This year’s nominations are the most diverse compilation of acting nominations ever with nine of the 20 actors being people of color?.
The Academy bent the rules this year and allowed films that premiered via streaming services to qualify for a nomination. This is in stark contrast to the previous requirement of a film needing to run in open theatres both in New York and Los Angeles for at least one week in order to qualify.
For the first time ever, the Academy nominated two women in the category of Best Director: Chloe Zhao (“Nomadland”) and Emerald Fennell (“Promising Young Woman”).
Unlike the 2021 Golden Globes or Emmys, the Oscars will not have a Zoom attendance option for those who do not wish to attend in-person. The Academy is hoping in-person requirements will spice up the formal wear so that attendees will leave the sweats at home.
It is still unknown whether there will be no host for the third year in a row.
At 83 years old, Welsh actor Sir Anthony Hopkins is the oldest person to ever be nominated for Best Actor for his role in “The Father.”
Chadwick Boseman is up for a posthumous nomination for Best Actor in “Ma Rainey’s Black Bottom.” Boseman lost his battle to colon cancer in August 2020.
The Academy Awards’ nickname, The Oscars, supposedly originated from an Academy librarian who rose to executive director of the Academy. Margaret Herrick saw the Academy Award golden statuette, and it immediately reminded her of her uncle Oscar, so she started calling the little object an Oscar. It took until 1939 for the Academy to officially embrace the nickname.

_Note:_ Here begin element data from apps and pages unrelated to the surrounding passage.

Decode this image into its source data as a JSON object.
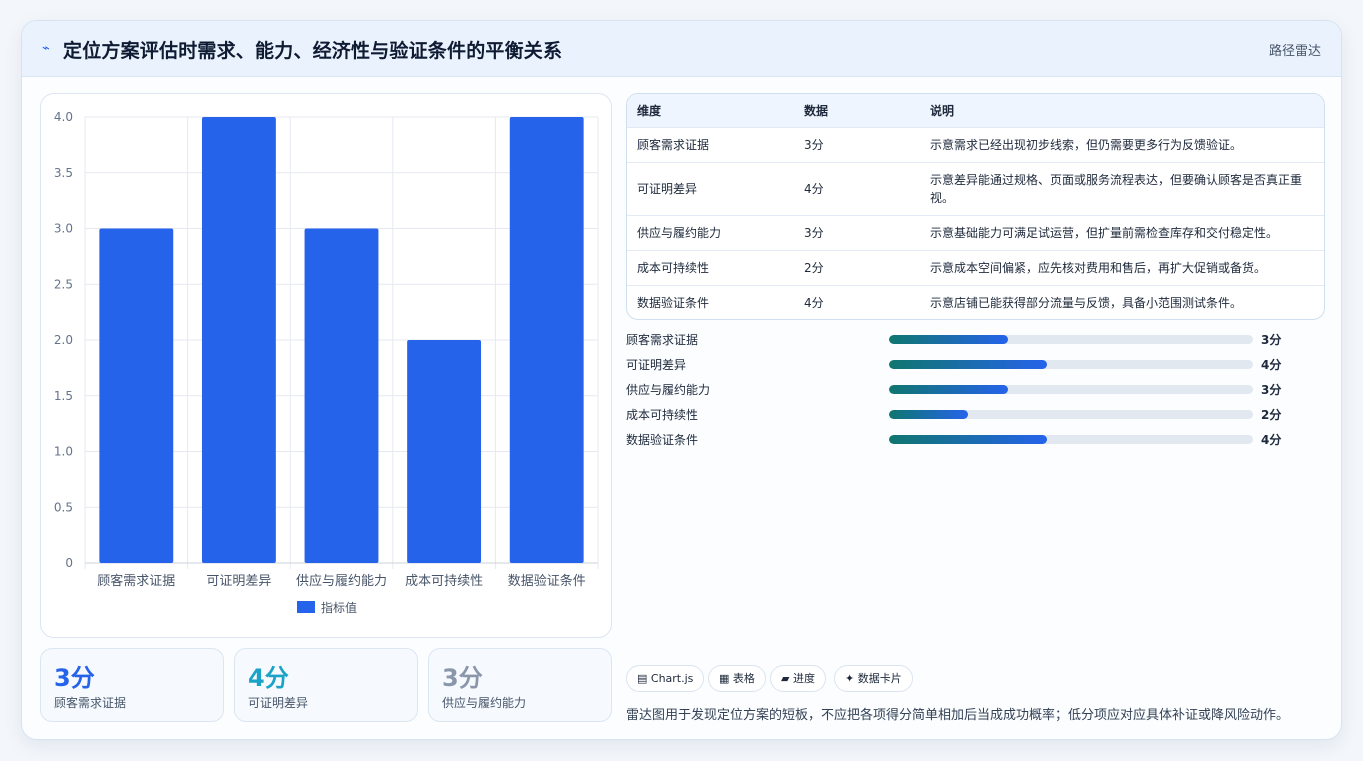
{
  "header": {
    "logo_glyph": "⌁",
    "title": "定位方案评估时需求、能力、经济性与验证条件的平衡关系",
    "tag": "路径雷达"
  },
  "chart_data": {
    "type": "bar",
    "categories": [
      "顾客需求证据",
      "可证明差异",
      "供应与履约能力",
      "成本可持续性",
      "数据验证条件"
    ],
    "series": [
      {
        "name": "指标值",
        "values": [
          3,
          4,
          3,
          2,
          4
        ]
      }
    ],
    "y_ticks": [
      "0",
      "0.5",
      "1.0",
      "1.5",
      "2.0",
      "2.5",
      "3.0",
      "3.5",
      "4.0"
    ],
    "ylim": [
      0,
      4
    ],
    "grid": true,
    "legend": "bottom",
    "color": "#2563eb"
  },
  "stats": [
    {
      "value": "3分",
      "label": "顾客需求证据",
      "color": "#2563eb"
    },
    {
      "value": "4分",
      "label": "可证明差异",
      "color": "#1aa3c6"
    },
    {
      "value": "3分",
      "label": "供应与履约能力",
      "color": "#8a97ab"
    }
  ],
  "table": {
    "headers": [
      "维度",
      "数据",
      "说明"
    ],
    "rows": [
      {
        "dim": "顾客需求证据",
        "score": "3分",
        "desc": "示意需求已经出现初步线索，但仍需要更多行为反馈验证。"
      },
      {
        "dim": "可证明差异",
        "score": "4分",
        "desc": "示意差异能通过规格、页面或服务流程表达，但要确认顾客是否真正重视。"
      },
      {
        "dim": "供应与履约能力",
        "score": "3分",
        "desc": "示意基础能力可满足试运营，但扩量前需检查库存和交付稳定性。"
      },
      {
        "dim": "成本可持续性",
        "score": "2分",
        "desc": "示意成本空间偏紧，应先核对费用和售后，再扩大促销或备货。"
      },
      {
        "dim": "数据验证条件",
        "score": "4分",
        "desc": "示意店铺已能获得部分流量与反馈，具备小范围测试条件。"
      }
    ]
  },
  "progress": [
    {
      "label": "顾客需求证据",
      "value": 3,
      "max": 9.2,
      "text": "3分"
    },
    {
      "label": "可证明差异",
      "value": 4,
      "max": 9.2,
      "text": "4分"
    },
    {
      "label": "供应与履约能力",
      "value": 3,
      "max": 9.2,
      "text": "3分"
    },
    {
      "label": "成本可持续性",
      "value": 2,
      "max": 9.2,
      "text": "2分"
    },
    {
      "label": "数据验证条件",
      "value": 4,
      "max": 9.2,
      "text": "4分"
    }
  ],
  "chips": [
    "▤ Chart.js",
    "▦ 表格",
    "▰ 进度",
    "✦ 数据卡片"
  ],
  "note": "雷达图用于发现定位方案的短板，不应把各项得分简单相加后当成成功概率；低分项应对应具体补证或降风险动作。"
}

The nominees for Best Documentary (Feature) are quite outstanding this year, including “My Octopus Teacher” and “Crip Camp.”